I'm a designer as well, not just a developer, and it's layout is really well done: clean, straightforward, clearly presented, and the data is easy to find. They link to studies and always err on the side of caution in their descriptions.
In my experience, this is often the cause of mysterious drops in search ranking. It's very easy to inadvertently introduce changes that negatively impact your ranking without even noticing.
At a quick glance, I noticed that many articles on examine.com link to hundreds of external references (e.g. more than half the page of https://examine.com/supplements/creatine/). In Internet Archive snapshots from before the redesign, these have the rel="nofollow" attribute, but on the current site, they do not. I'm not saying that's the cause, but it might be worth looking into exactly what changed in the redesign.
For me, I've never even heard of the website in question. Why would I, as it's not a field of interest for me. However, if I were to search for it, it would be a search engine result, not a search field on some website I have never knew existed.
Sidebar: examine is one of two sites I regular use the google site filter for: “site:examine.com (supplement name)”. A good search engine would put it first for basically any supplement.
Also, the main page has 2 search boxes if we want to get pedantic about it. Why? I'm assuming as a dev type mindset that they will do the same thing as one is always there while the landing page disappears with use.

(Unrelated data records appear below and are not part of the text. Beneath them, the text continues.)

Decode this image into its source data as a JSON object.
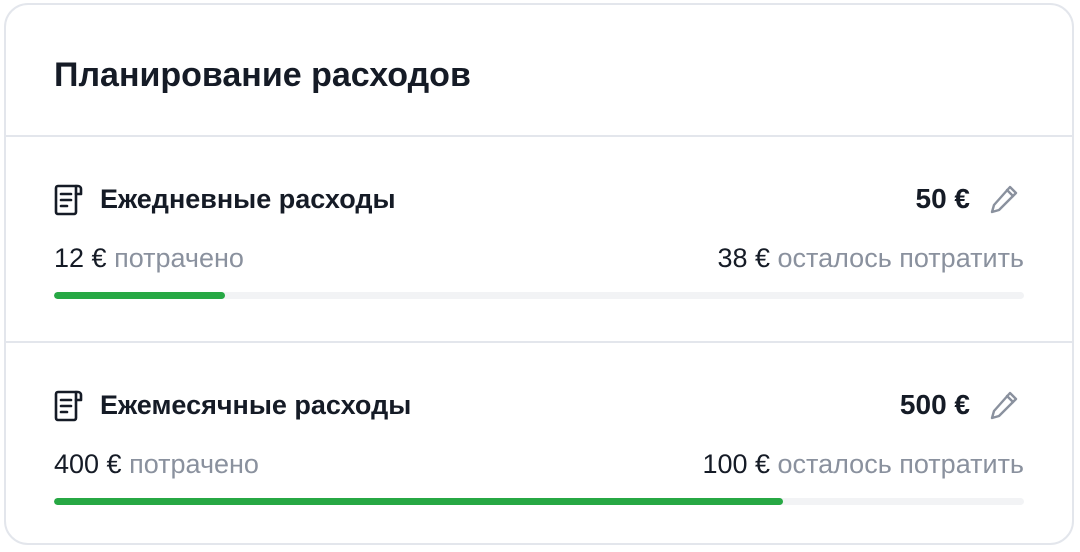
{
  "title": "Планирование расходов",
  "sections": [
    {
      "icon": "receipt-icon",
      "title": "Ежедневные расходы",
      "limit": "50 €",
      "spent_amount": "12 €",
      "spent_label": "потрачено",
      "left_amount": "38 €",
      "left_label": "осталось потратить",
      "progress_fraction": 0.176
    },
    {
      "icon": "receipt-icon",
      "title": "Ежемесячные расходы",
      "limit": "500 €",
      "spent_amount": "400 €",
      "spent_label": "потрачено",
      "left_amount": "100 €",
      "left_label": "осталось потратить",
      "progress_fraction": 0.752
    }
  ],
  "colors": {
    "progress_fill": "#27a844",
    "progress_track": "#f2f3f5",
    "text_primary": "#151b26",
    "text_muted": "#8a919e"
  }
}
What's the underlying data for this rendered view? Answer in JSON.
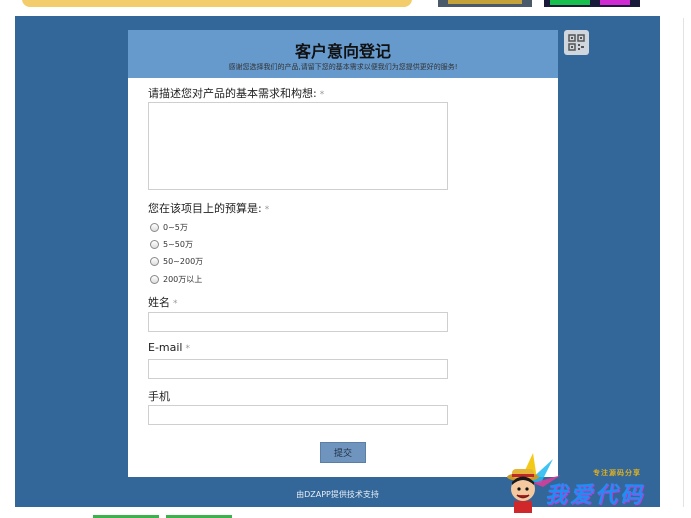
{
  "form": {
    "title": "客户意向登记",
    "subtitle": "感谢您选择我们的产品,请留下您的基本需求以便我们为您提供更好的服务!",
    "fields": {
      "needs_label": "请描述您对产品的基本需求和构想:",
      "budget_label": "您在该项目上的预算是:",
      "name_label": "姓名",
      "email_label": "E-mail",
      "phone_label": "手机"
    },
    "required_mark": "*",
    "budget_options": [
      "0~5万",
      "5~50万",
      "50~200万",
      "200万以上"
    ],
    "submit_label": "提交"
  },
  "footer": {
    "text": "由DZAPP提供技术支持"
  },
  "icons": {
    "qr": "qr-code-icon"
  },
  "watermark": {
    "small_text": "专注源码分享",
    "big_text": "我爱代码"
  },
  "colors": {
    "frame_bg": "#336699",
    "header_bg": "#6699cc",
    "submit_bg": "#6f94bd"
  }
}
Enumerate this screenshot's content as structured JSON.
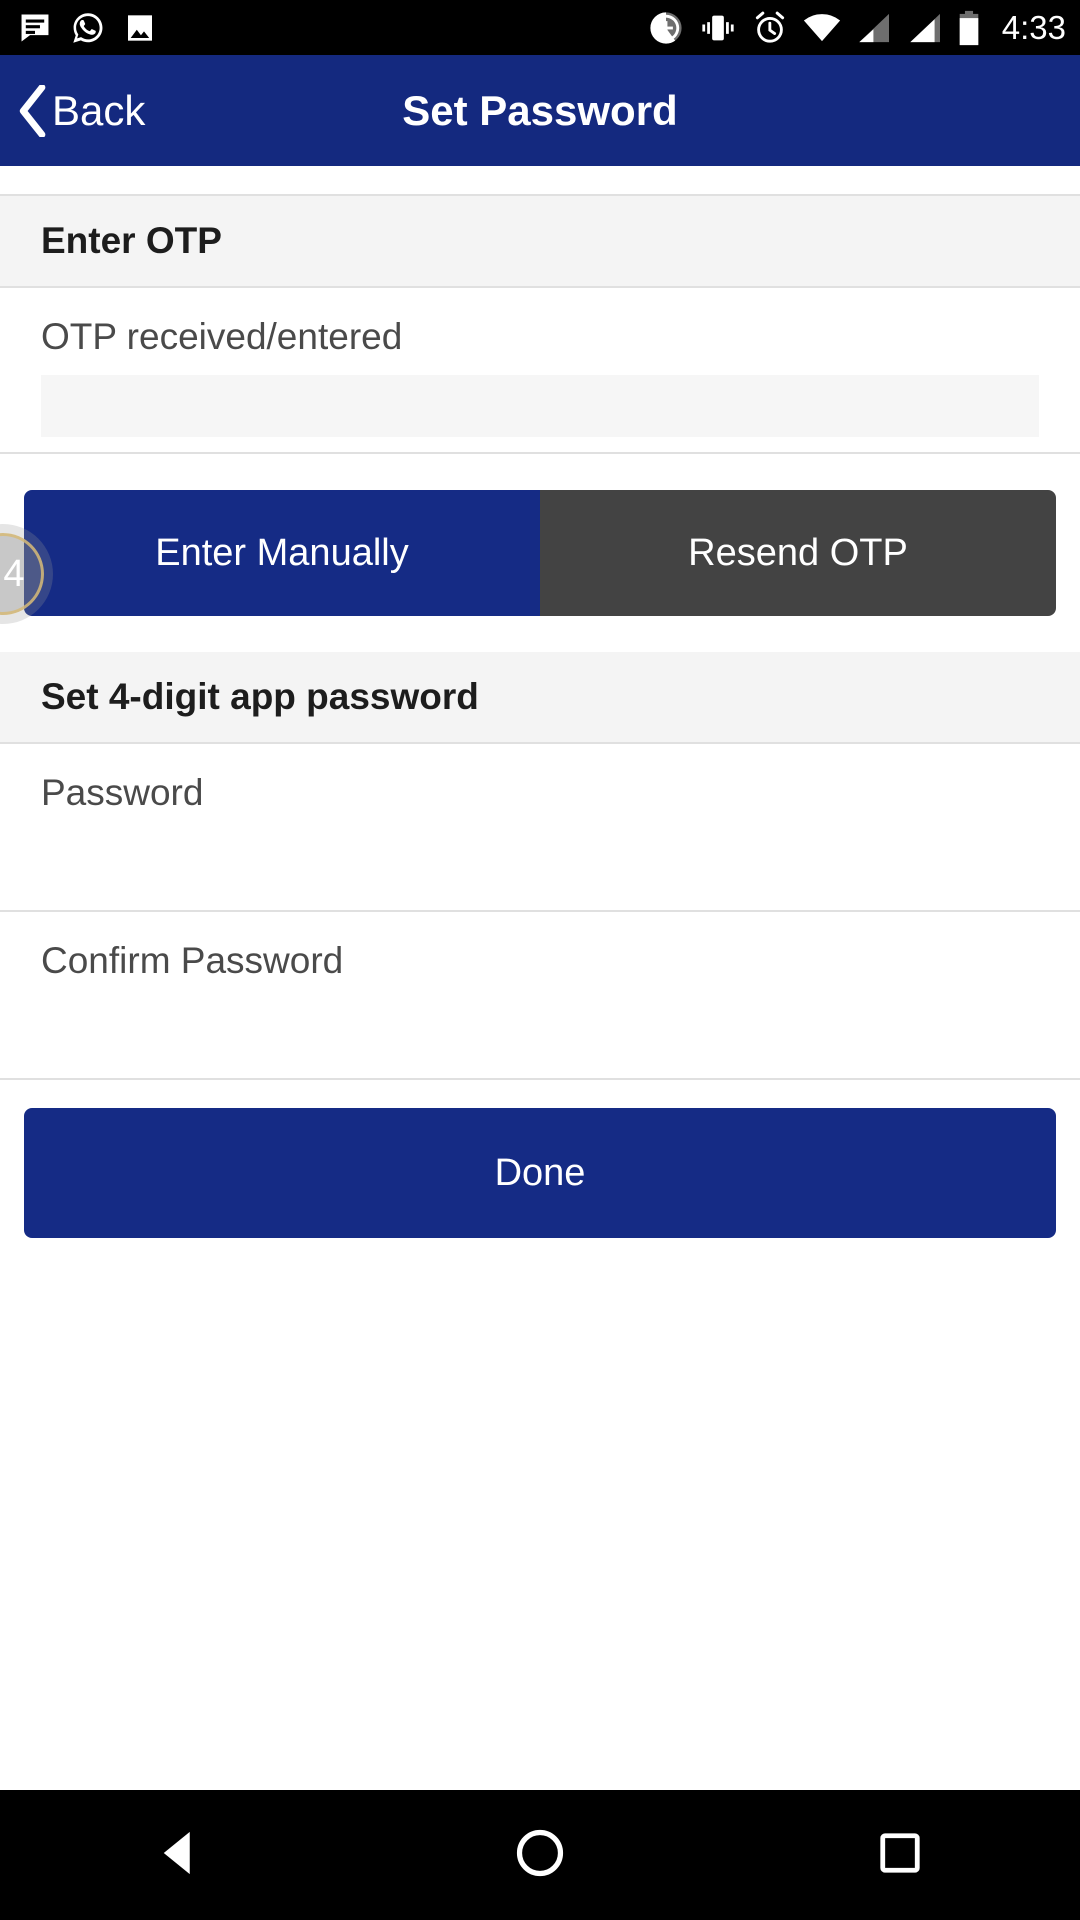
{
  "status_bar": {
    "time": "4:33",
    "left_icons": [
      {
        "name": "sms-message-icon"
      },
      {
        "name": "whatsapp-icon"
      },
      {
        "name": "gallery-image-icon"
      }
    ],
    "right_icons": [
      {
        "name": "data-saver-plus-icon"
      },
      {
        "name": "vibrate-mode-icon"
      },
      {
        "name": "alarm-clock-icon"
      },
      {
        "name": "wifi-signal-icon"
      },
      {
        "name": "cellular-signal-1-icon"
      },
      {
        "name": "cellular-signal-2-icon"
      },
      {
        "name": "battery-icon"
      }
    ]
  },
  "app_bar": {
    "back_label": "Back",
    "title": "Set Password",
    "background_color": "#14297f"
  },
  "otp_section": {
    "header": "Enter OTP",
    "field_label": "OTP received/entered",
    "field_value": "",
    "field_placeholder": ""
  },
  "touch_badge": {
    "number": "4"
  },
  "otp_actions": {
    "enter_manually_label": "Enter Manually",
    "enter_manually_color": "#152b85",
    "resend_otp_label": "Resend OTP",
    "resend_otp_color": "#434343"
  },
  "password_section": {
    "header": "Set 4-digit app password",
    "password_label": "Password",
    "password_value": "",
    "password_placeholder": "",
    "confirm_label": "Confirm Password",
    "confirm_value": "",
    "confirm_placeholder": ""
  },
  "footer": {
    "done_label": "Done",
    "done_color": "#152b85"
  },
  "nav_bar": {
    "back_icon": "triangle-back-icon",
    "home_icon": "circle-home-icon",
    "recents_icon": "square-recents-icon"
  }
}
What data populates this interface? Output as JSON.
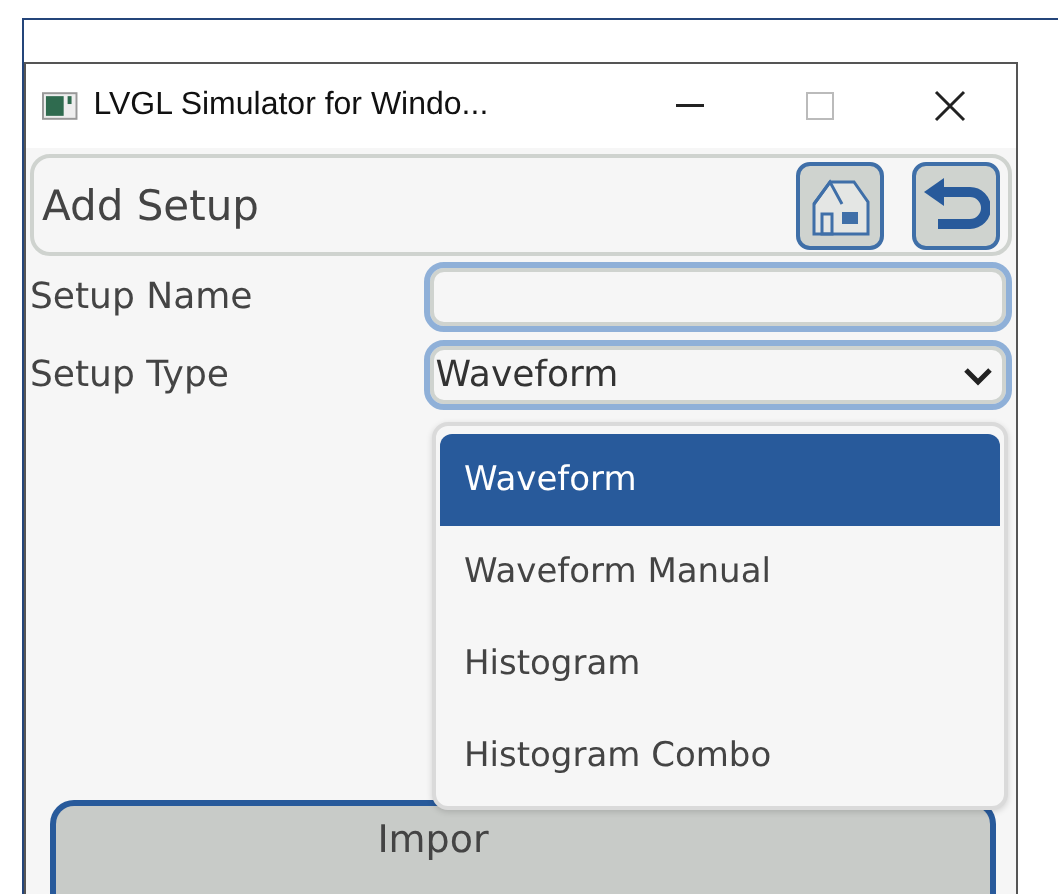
{
  "window": {
    "title": "LVGL Simulator for Windo..."
  },
  "header": {
    "title": "Add Setup"
  },
  "form": {
    "fields": [
      {
        "label": "Setup Name",
        "kind": "text"
      },
      {
        "label": "Setup Type",
        "kind": "select",
        "value": "Waveform"
      }
    ]
  },
  "dropdown": {
    "options": [
      {
        "label": "Waveform",
        "selected": true
      },
      {
        "label": "Waveform Manual",
        "selected": false
      },
      {
        "label": "Histogram",
        "selected": false
      },
      {
        "label": "Histogram Combo",
        "selected": false
      }
    ]
  },
  "button": {
    "label": "Impor"
  }
}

And so if you end up on https://examine.com/supplements/creatine/ it pretty much blows away all other pages on creatine.
So at the end of the day, you still end up on useful information.